There were essentially three types of sports cars in the sixties. The cheap and cheerful and fun cars like the Triumph Spitfire and MG Midget, the mid-range cars such as the MGB and Triumph TR4, and the very expensive and exotic cars such as the E-Type Jaguar and Aston Martin DB series.
To give you an idea of how much these cars cost, these are the 1965 prices
|Aston Martin DB5||4412|
For what it offered, the E-type was incredibly good value for money. However, in the interests of concentrating on ordinary cars, I will limit the discussion to the MGs and Triumphs.
MG Midgets and Austin-Healey Sprites competed head to head with Triumph Spitfires throughout most of the decade. The first of the small sports cars was the Frogeye Sprite of 1958. It was designed to make as much use as possible of Austin A35 running gear. It was an extremely well performing and handling 2-seater sports and great value for money. It was very spartan in terms of equipment. It did not even have an opening boot. You had to push luggage through from the passenger compartment.
Triumph launched the Spitfire at the London Motor Show in October 1962. The prototype had lain under a dustsheet for nine months before being spotted by Stanley Markland, the Leyland Works Director, on a tour of the experimental department. Standard-Triumph was taken over by Leyland at the end of 1960 and Markland was seconded to Standard-Triumph.
The Spitfire was a sleeker and more modern looking car than the Sprite, although by the time of the Spitfire's launch, the Sprite was already a much face lifted MkII without the distinctive 'frog-eyes'. The very similar MG Midget was launched in 1961 and was made alongside the Sprite until 1971 at Abingdon.
Throughout the sixties, both cars were steadily improved, both in terms of performance and equipment. Along the way they gained such luxuries as door handles, wind-up windows and hoods that folded back behind the passengers' seats.

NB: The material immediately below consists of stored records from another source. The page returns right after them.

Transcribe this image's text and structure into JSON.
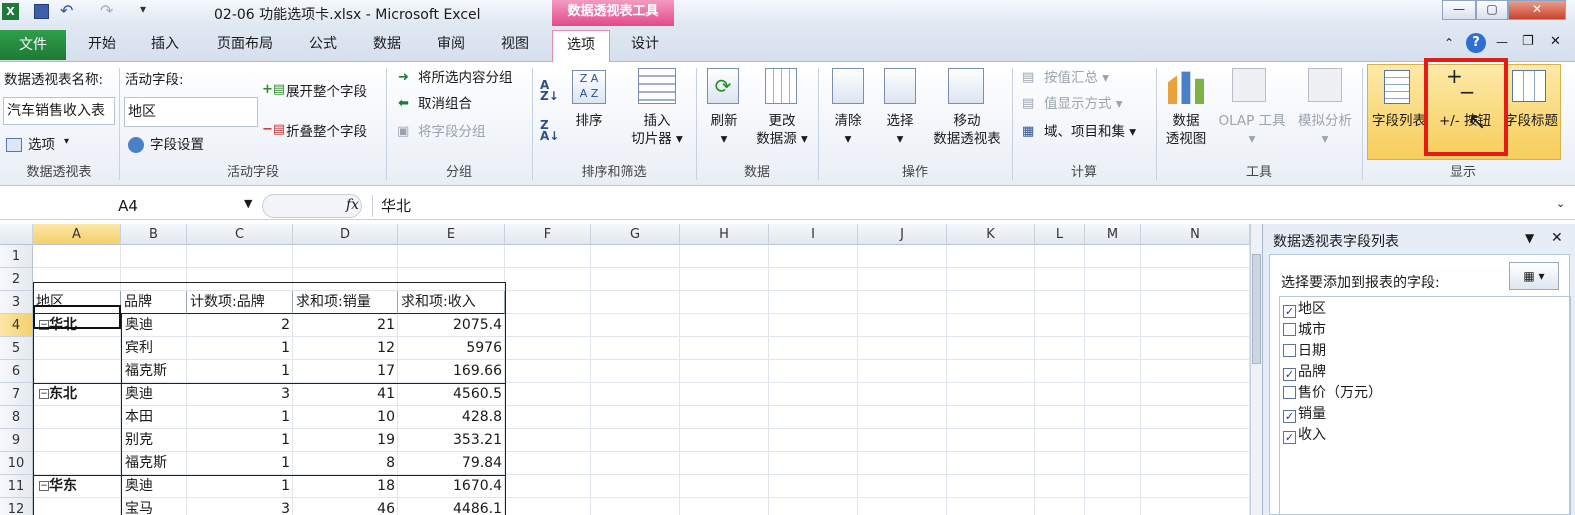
{
  "window": {
    "title": "02-06 功能选项卡.xlsx  -  Microsoft Excel",
    "context_tab": "数据透视表工具",
    "min": "▭",
    "restore": "▫",
    "close": "✕"
  },
  "tabs": {
    "file": "文件",
    "items": [
      "开始",
      "插入",
      "页面布局",
      "公式",
      "数据",
      "审阅",
      "视图",
      "选项",
      "设计"
    ],
    "active": "选项"
  },
  "ribbon": {
    "pivot": {
      "name_label": "数据透视表名称:",
      "name_value": "汽车销售收入表",
      "options": "选项",
      "group": "数据透视表"
    },
    "active_field": {
      "label": "活动字段:",
      "value": "地区",
      "field_settings": "字段设置",
      "expand": "展开整个字段",
      "collapse": "折叠整个字段",
      "group": "活动字段"
    },
    "grouping": {
      "group_sel": "将所选内容分组",
      "ungroup": "取消组合",
      "group_field": "将字段分组",
      "group": "分组"
    },
    "sort": {
      "sort": "排序",
      "slicer_line1": "插入",
      "slicer_line2": "切片器",
      "group": "排序和筛选"
    },
    "data": {
      "refresh": "刷新",
      "change_l1": "更改",
      "change_l2": "数据源",
      "group": "数据"
    },
    "actions": {
      "clear": "清除",
      "select": "选择",
      "move_l1": "移动",
      "move_l2": "数据透视表",
      "group": "操作"
    },
    "calc": {
      "summarize": "按值汇总",
      "show_as": "值显示方式",
      "fields_items": "域、项目和集",
      "group": "计算"
    },
    "tools": {
      "chart_l1": "数据",
      "chart_l2": "透视图",
      "olap": "OLAP 工具",
      "whatif": "模拟分析",
      "group": "工具"
    },
    "show": {
      "field_list": "字段列表",
      "buttons": "+/- 按钮",
      "headers": "字段标题",
      "group": "显示"
    }
  },
  "formula": {
    "namebox": "A4",
    "fx": "fx",
    "value": "华北"
  },
  "columns": [
    "A",
    "B",
    "C",
    "D",
    "E",
    "F",
    "G",
    "H",
    "I",
    "J",
    "K",
    "L",
    "M",
    "N"
  ],
  "rows": [
    "1",
    "2",
    "3",
    "4",
    "5",
    "6",
    "7",
    "8",
    "9",
    "10",
    "11",
    "12"
  ],
  "pivot": {
    "headers": [
      "地区",
      "品牌",
      "计数项:品牌",
      "求和项:销量",
      "求和项:收入"
    ],
    "rows": [
      {
        "region": "华北",
        "brand": "奥迪",
        "count": "2",
        "qty": "21",
        "rev": "2075.4"
      },
      {
        "region": "",
        "brand": "宾利",
        "count": "1",
        "qty": "12",
        "rev": "5976"
      },
      {
        "region": "",
        "brand": "福克斯",
        "count": "1",
        "qty": "17",
        "rev": "169.66"
      },
      {
        "region": "东北",
        "brand": "奥迪",
        "count": "3",
        "qty": "41",
        "rev": "4560.5"
      },
      {
        "region": "",
        "brand": "本田",
        "count": "1",
        "qty": "10",
        "rev": "428.8"
      },
      {
        "region": "",
        "brand": "别克",
        "count": "1",
        "qty": "19",
        "rev": "353.21"
      },
      {
        "region": "",
        "brand": "福克斯",
        "count": "1",
        "qty": "8",
        "rev": "79.84"
      },
      {
        "region": "华东",
        "brand": "奥迪",
        "count": "1",
        "qty": "18",
        "rev": "1670.4"
      },
      {
        "region": "",
        "brand": "宝马",
        "count": "3",
        "qty": "46",
        "rev": "4486.1"
      }
    ]
  },
  "fieldpane": {
    "title": "数据透视表字段列表",
    "prompt": "选择要添加到报表的字段:",
    "fields": [
      {
        "name": "地区",
        "checked": true
      },
      {
        "name": "城市",
        "checked": false
      },
      {
        "name": "日期",
        "checked": false
      },
      {
        "name": "品牌",
        "checked": true
      },
      {
        "name": "售价（万元）",
        "checked": false
      },
      {
        "name": "销量",
        "checked": true
      },
      {
        "name": "收入",
        "checked": true
      }
    ]
  }
}
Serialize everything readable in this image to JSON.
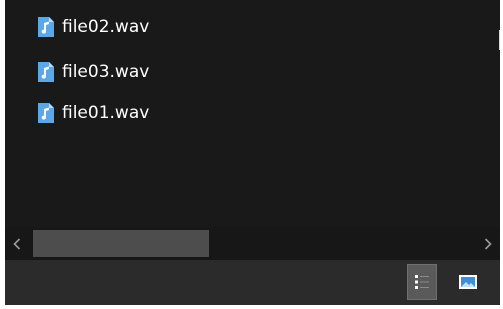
{
  "files": [
    {
      "name": "file02.wav",
      "icon": "music-note-icon"
    },
    {
      "name": "file03.wav",
      "icon": "music-note-icon"
    },
    {
      "name": "file01.wav",
      "icon": "music-note-icon"
    }
  ],
  "scrollbar": {
    "left_icon": "chevron-left-icon",
    "right_icon": "chevron-right-icon",
    "thumb_position_fraction": 0.0,
    "thumb_size_fraction": 0.4
  },
  "status_bar": {
    "details_view_icon": "details-view-icon",
    "details_view_selected": true,
    "large_icons_view_icon": "large-icons-view-icon"
  },
  "colors": {
    "background": "#191919",
    "text": "#ffffff",
    "status_bar": "#2b2b2b",
    "scroll_thumb": "#4d4d4d",
    "selected_view": "#5a5a5a",
    "file_icon": "#4da3e8"
  }
}
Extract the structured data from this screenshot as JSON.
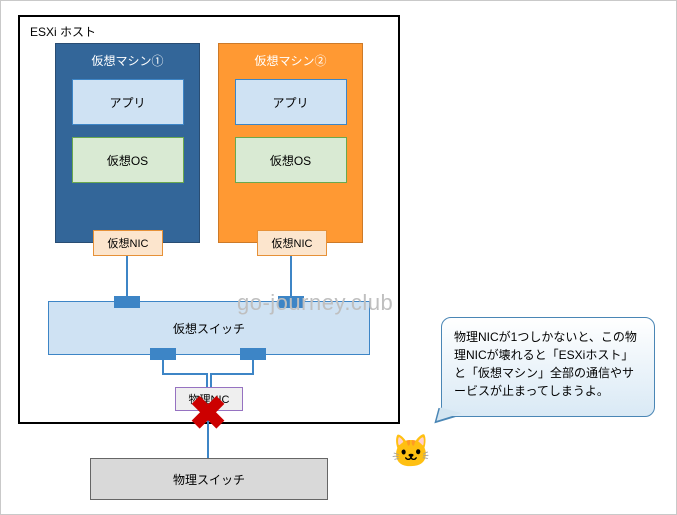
{
  "esxi_host_label": "ESXi ホスト",
  "vm": [
    {
      "title": "仮想マシン①",
      "app": "アプリ",
      "os": "仮想OS",
      "nic": "仮想NIC"
    },
    {
      "title": "仮想マシン②",
      "app": "アプリ",
      "os": "仮想OS",
      "nic": "仮想NIC"
    }
  ],
  "virtual_switch": "仮想スイッチ",
  "physical_nic": "物理NIC",
  "physical_switch": "物理スイッチ",
  "bubble_text": "物理NICが1つしかないと、この物理NICが壊れると「ESXiホスト」と「仮想マシン」全部の通信やサービスが止まってしまうよ。",
  "watermark": "go-journey.club",
  "cat_glyph": "🐱",
  "x_glyph": "✖"
}
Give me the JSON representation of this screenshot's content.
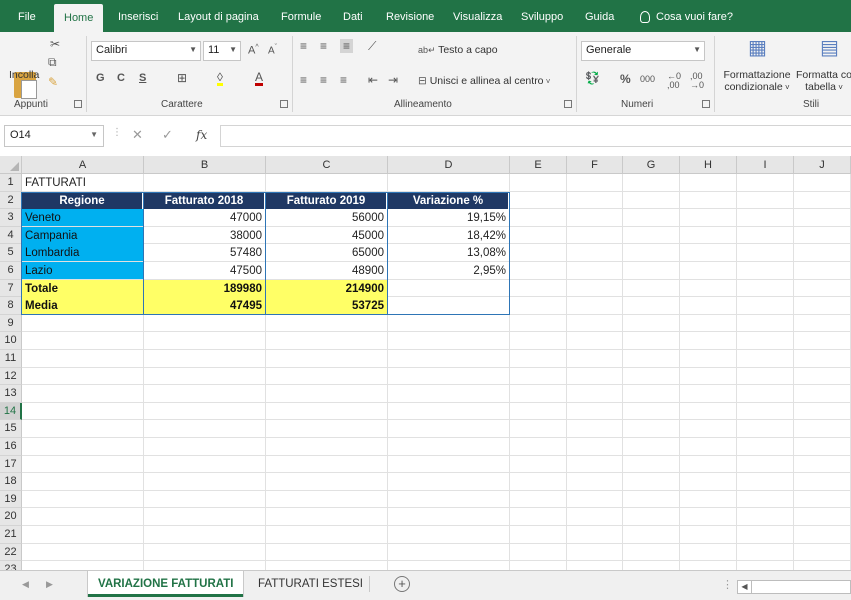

Slightly further up scale of 1960s sports cars, MG also competed directly with Triumph. It was MGAs and Triumph TR3As at the start of the decade, by the end MGBs competed with TR6s, although by then both MG and Triumph were part of the Leyland empire.
Left, is a publicity picture for the MGB GT taken in 1967. Outside the glamorous setting of the Bullring in Birmingham! My! how things change!
Sports cars of the 1960s often seem spartanly equipped by today's standards. Often enthusiasts seek to add extra luxury such as walnut dashboards and deep pile carpeting. It might seem odd that MG saloons of the era were furnished with wood and leather, but the sports cars were not. Sixties' sports cars generally majored on performance rather than luxury. MGs had painted black dashboards and rubber mats on the floor. Triumph, by contrast, did introduce wood trim in the mid-sixties. On the first MGBs a heater was not standard. On the other hand, the instrumentation was superb. There were gauges for RPM, temperature and oil pressure - far more then is provided on a modern car. One interesting fact is that GTs rather, as opposed to convertibles, were much better equipped. Usually leather seats and extra luxuries features were standard. This applied to the MGB GT and to the Sunbeam Alpine GT. Triumph did not officially make a GT in the sixties.